**WHAT THIS TASK INVOLVES:** In your reply, reproduce every line of the data without any alteration.

**Web page and app entries:**

───

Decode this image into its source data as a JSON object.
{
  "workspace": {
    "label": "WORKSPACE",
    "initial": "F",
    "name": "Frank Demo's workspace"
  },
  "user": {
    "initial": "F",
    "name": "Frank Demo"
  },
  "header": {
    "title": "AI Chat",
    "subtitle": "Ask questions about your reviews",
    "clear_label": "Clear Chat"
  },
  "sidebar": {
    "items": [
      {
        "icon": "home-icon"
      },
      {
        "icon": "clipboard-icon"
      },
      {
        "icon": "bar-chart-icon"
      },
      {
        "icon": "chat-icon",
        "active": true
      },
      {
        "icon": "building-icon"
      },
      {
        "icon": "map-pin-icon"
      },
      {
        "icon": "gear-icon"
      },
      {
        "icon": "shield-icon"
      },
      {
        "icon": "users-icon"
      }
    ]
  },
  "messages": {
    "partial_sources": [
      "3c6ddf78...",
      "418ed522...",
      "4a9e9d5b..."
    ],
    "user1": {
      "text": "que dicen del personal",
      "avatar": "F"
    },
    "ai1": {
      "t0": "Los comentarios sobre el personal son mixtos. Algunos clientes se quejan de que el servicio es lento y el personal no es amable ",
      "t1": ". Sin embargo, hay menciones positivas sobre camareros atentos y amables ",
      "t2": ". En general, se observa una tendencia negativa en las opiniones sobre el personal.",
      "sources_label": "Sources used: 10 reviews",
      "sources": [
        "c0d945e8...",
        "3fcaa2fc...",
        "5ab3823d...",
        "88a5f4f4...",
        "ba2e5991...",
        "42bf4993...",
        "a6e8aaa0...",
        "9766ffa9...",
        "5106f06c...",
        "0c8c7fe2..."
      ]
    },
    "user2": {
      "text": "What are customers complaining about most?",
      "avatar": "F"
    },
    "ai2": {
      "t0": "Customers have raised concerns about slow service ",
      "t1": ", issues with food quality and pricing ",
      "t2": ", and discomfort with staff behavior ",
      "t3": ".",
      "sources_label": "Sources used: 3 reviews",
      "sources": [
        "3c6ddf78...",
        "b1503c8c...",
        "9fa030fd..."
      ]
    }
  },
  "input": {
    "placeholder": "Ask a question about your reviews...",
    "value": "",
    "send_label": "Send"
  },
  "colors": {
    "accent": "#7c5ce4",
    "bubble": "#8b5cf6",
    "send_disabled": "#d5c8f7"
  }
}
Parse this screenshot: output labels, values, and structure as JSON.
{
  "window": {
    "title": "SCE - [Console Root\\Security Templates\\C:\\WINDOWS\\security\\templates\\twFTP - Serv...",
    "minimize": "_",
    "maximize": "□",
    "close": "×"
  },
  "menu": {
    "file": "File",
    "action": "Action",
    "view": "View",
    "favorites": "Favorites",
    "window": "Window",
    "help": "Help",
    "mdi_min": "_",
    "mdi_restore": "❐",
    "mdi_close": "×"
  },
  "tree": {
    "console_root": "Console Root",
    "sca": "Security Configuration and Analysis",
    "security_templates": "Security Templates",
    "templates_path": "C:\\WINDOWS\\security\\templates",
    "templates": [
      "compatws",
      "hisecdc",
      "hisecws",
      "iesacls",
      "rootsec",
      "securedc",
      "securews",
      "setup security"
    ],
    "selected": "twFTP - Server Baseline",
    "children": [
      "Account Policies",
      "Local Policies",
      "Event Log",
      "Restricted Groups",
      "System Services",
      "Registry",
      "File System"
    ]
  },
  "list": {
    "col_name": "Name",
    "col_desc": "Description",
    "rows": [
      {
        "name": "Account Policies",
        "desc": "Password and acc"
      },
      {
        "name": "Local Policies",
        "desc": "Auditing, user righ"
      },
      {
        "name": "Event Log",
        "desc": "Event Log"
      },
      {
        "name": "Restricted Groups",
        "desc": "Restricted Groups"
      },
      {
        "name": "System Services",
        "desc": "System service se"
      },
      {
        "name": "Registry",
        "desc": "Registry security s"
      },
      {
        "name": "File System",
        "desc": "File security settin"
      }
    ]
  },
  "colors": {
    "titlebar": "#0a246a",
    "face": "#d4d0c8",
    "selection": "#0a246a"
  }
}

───

**SOLUTION FOR THIS EXERCISE:**
Decode this image into its source data as a JSON object.
{
  "workspace": {
    "label": "WORKSPACE",
    "initial": "F",
    "name": "Frank Demo's workspace"
  },
  "user": {
    "initial": "F",
    "name": "Frank Demo"
  },
  "header": {
    "title": "AI Chat",
    "subtitle": "Ask questions about your reviews",
    "clear_label": "Clear Chat"
  },
  "sidebar": {
    "items": [
      {
        "icon": "home-icon"
      },
      {
        "icon": "clipboard-icon"
      },
      {
        "icon": "bar-chart-icon"
      },
      {
        "icon": "chat-icon",
        "active": true
      },
      {
        "icon": "building-icon"
      },
      {
        "icon": "map-pin-icon"
      },
      {
        "icon": "gear-icon"
      },
      {
        "icon": "shield-icon"
      },
      {
        "icon": "users-icon"
      }
    ]
  },
  "messages": {
    "partial_sources": [
      "3c6ddf78...",
      "418ed522...",
      "4a9e9d5b..."
    ],
    "user1": {
      "text": "que dicen del personal",
      "avatar": "F"
    },
    "ai1": {
      "t0": "Los comentarios sobre el personal son mixtos. Algunos clientes se quejan de que el servicio es lento y el personal no es amable ",
      "t1": ". Sin embargo, hay menciones positivas sobre camareros atentos y amables ",
      "t2": ". En general, se observa una tendencia negativa en las opiniones sobre el personal.",
      "sources_label": "Sources used: 10 reviews",
      "sources": [
        "c0d945e8...",
        "3fcaa2fc...",
        "5ab3823d...",
        "88a5f4f4...",
        "ba2e5991...",
        "42bf4993...",
        "a6e8aaa0...",
        "9766ffa9...",
        "5106f06c...",
        "0c8c7fe2..."
      ]
    },
    "user2": {
      "text": "What are customers complaining about most?",
      "avatar": "F"
    },
    "ai2": {
      "t0": "Customers have raised concerns about slow service ",
      "t1": ", issues with food quality and pricing ",
      "t2": ", and discomfort with staff behavior ",
      "t3": ".",
      "sources_label": "Sources used: 3 reviews",
      "sources": [
        "3c6ddf78...",
        "b1503c8c...",
        "9fa030fd..."
      ]
    }
  },
  "input": {
    "placeholder": "Ask a question about your reviews...",
    "value": "",
    "send_label": "Send"
  },
  "colors": {
    "accent": "#7c5ce4",
    "bubble": "#8b5cf6",
    "send_disabled": "#d5c8f7"
  }
}
Parse this screenshot: output labels, values, and structure as JSON.
{
  "window": {
    "title": "SCE - [Console Root\\Security Templates\\C:\\WINDOWS\\security\\templates\\twFTP - Serv...",
    "minimize": "_",
    "maximize": "□",
    "close": "×"
  },
  "menu": {
    "file": "File",
    "action": "Action",
    "view": "View",
    "favorites": "Favorites",
    "window": "Window",
    "help": "Help",
    "mdi_min": "_",
    "mdi_restore": "❐",
    "mdi_close": "×"
  },
  "tree": {
    "console_root": "Console Root",
    "sca": "Security Configuration and Analysis",
    "security_templates": "Security Templates",
    "templates_path": "C:\\WINDOWS\\security\\templates",
    "templates": [
      "compatws",
      "hisecdc",
      "hisecws",
      "iesacls",
      "rootsec",
      "securedc",
      "securews",
      "setup security"
    ],
    "selected": "twFTP - Server Baseline",
    "children": [
      "Account Policies",
      "Local Policies",
      "Event Log",
      "Restricted Groups",
      "System Services",
      "Registry",
      "File System"
    ]
  },
  "list": {
    "col_name": "Name",
    "col_desc": "Description",
    "rows": [
      {
        "name": "Account Policies",
        "desc": "Password and acc"
      },
      {
        "name": "Local Policies",
        "desc": "Auditing, user righ"
      },
      {
        "name": "Event Log",
        "desc": "Event Log"
      },
      {
        "name": "Restricted Groups",
        "desc": "Restricted Groups"
      },
      {
        "name": "System Services",
        "desc": "System service se"
      },
      {
        "name": "Registry",
        "desc": "Registry security s"
      },
      {
        "name": "File System",
        "desc": "File security settin"
      }
    ]
  },
  "colors": {
    "titlebar": "#0a246a",
    "face": "#d4d0c8",
    "selection": "#0a246a"
  }
}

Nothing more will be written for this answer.